Competition or fun? A question that is becoming ever more revolving around games, and the limelight set brightly upon them. It may seem from the border that games have become more and more competitive over the years, and less about genuinely enjoying the game in front of you. Honestly, games have consistently expended and built competition. Historically, games have pushed the battle for skill and dominance, even when the arcade hall was the only place and all the way to board games being produced on the basis to beat your ‘friends and family.’ So clinically is the enjoyment for the game or the hunger for skill and competition?
Personally I’ve always loved games. There is a voice within me that enthusiastically convinces me that I have always played games for their content and value as a theatrical master piece. Truly I believe this voice. Thoroughly, I believe at points I play games for their sensational graphics or single player routine. Without even thinking of my skill level, or how good I may be at the game after countless hours of sitting alone with no thought of the outside world; or my own extradition through gaming.
Through the use of hindsight I understand and relive my naivety. The fact that no matter how many lonely hours I spent playing a game, a completion was not solely a personal achievement. Beyond that, its a metaphorical realization that, I could not wait to boast to my friends how quickly I beat the game, or how I defeated the unprecedented level we had all spoke about struggling upon. This would develop into the thought of wishing you could play with your friends. Even taking turns, failure after failure, the singular idea that both of you trying to beat the same level, gave a certain feel of skill that, personally could not be gained, but just wished.

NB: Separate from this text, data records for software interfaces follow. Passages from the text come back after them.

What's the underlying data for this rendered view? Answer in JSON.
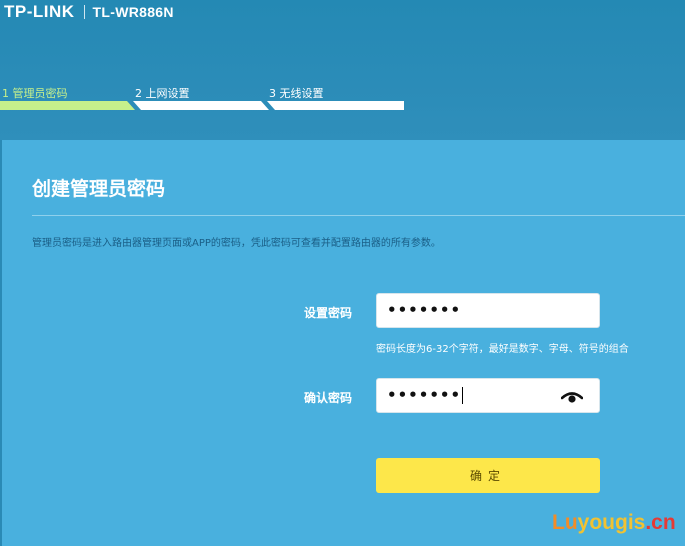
{
  "header": {
    "logo": "TP-LINK",
    "model": "TL-WR886N"
  },
  "steps": [
    {
      "label": "1 管理员密码",
      "active": true
    },
    {
      "label": "2 上网设置",
      "active": false
    },
    {
      "label": "3 无线设置",
      "active": false
    }
  ],
  "main": {
    "title": "创建管理员密码",
    "description": "管理员密码是进入路由器管理页面或APP的密码，凭此密码可查看并配置路由器的所有参数。",
    "password": {
      "label": "设置密码",
      "value": "•••••••",
      "hint": "密码长度为6-32个字符，最好是数字、字母、符号的组合"
    },
    "confirm_password": {
      "label": "确认密码",
      "value": "•••••••"
    },
    "confirm_button": "确定"
  },
  "watermark": {
    "part1": "Lu",
    "part2": "yougis",
    "part3": ".cn"
  },
  "colors": {
    "header_bg": "#2a8ab5",
    "panel_bg": "#49b0de",
    "active_step": "#c6f08b",
    "button": "#fde74a"
  }
}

However, I think I can argue with myself once again. I know I’m very indecisive, but really was it the competition that made us enjoy playing together so much? Or was it simply just fun? The laughter and enjoyment you both shared through the game, and the actual game just being truly sensational, no matter how many times skill or ability was mentioned, it was matched by the rendition of the spectacular graphics, each time, or the unbelievable content within a mission, as you would replay, and replay just to continuously regain the enjoyment. I think the main argument for this was that no matter the victor, it would end with laughter and never tears, no matter your skill you will enjoy a game if it is good.
This is where I think games have changed with time. The absolutely massive multiplayer scene has completely revamped games, for good and bad. The definite fact that a lot of players do not enjoy losing and play games for victory. Yes, I understand outplaying an opponent is a feeling that just cant be achieved else where but when did we forget the main objective was to enjoy a game? That we dont have to thrive to become the next Faker, or FAZE member, but just have fun, the intended purpose of a game. Instead of flaming after a loss, simply processing the fact that you enjoyed playing no matter the outcome.
I get it, it’s hard sometimes, but games were made to be frustrating, addicting, and sometimes tedious with loss after loss. But the enjoyment is what drives you to continue after each loss, and continuing until completion. Where as competitive gaming has changed so much that, if we cannot emulate a pro, we give up dramatically and lose that sense of determination. I think my main message of this article has changed, I wanted to look into the understanding of competition or fun? But I struggle to stray away from the fact that I am angered by people just not enjoying games they’re playing, despite graphics and content being consistently improved, if we all just remembered the joy games bring, then maybe communities would not be so toxic? People would get along. We would be happier and friendlier as a gaming community.
Let me know your thoughts,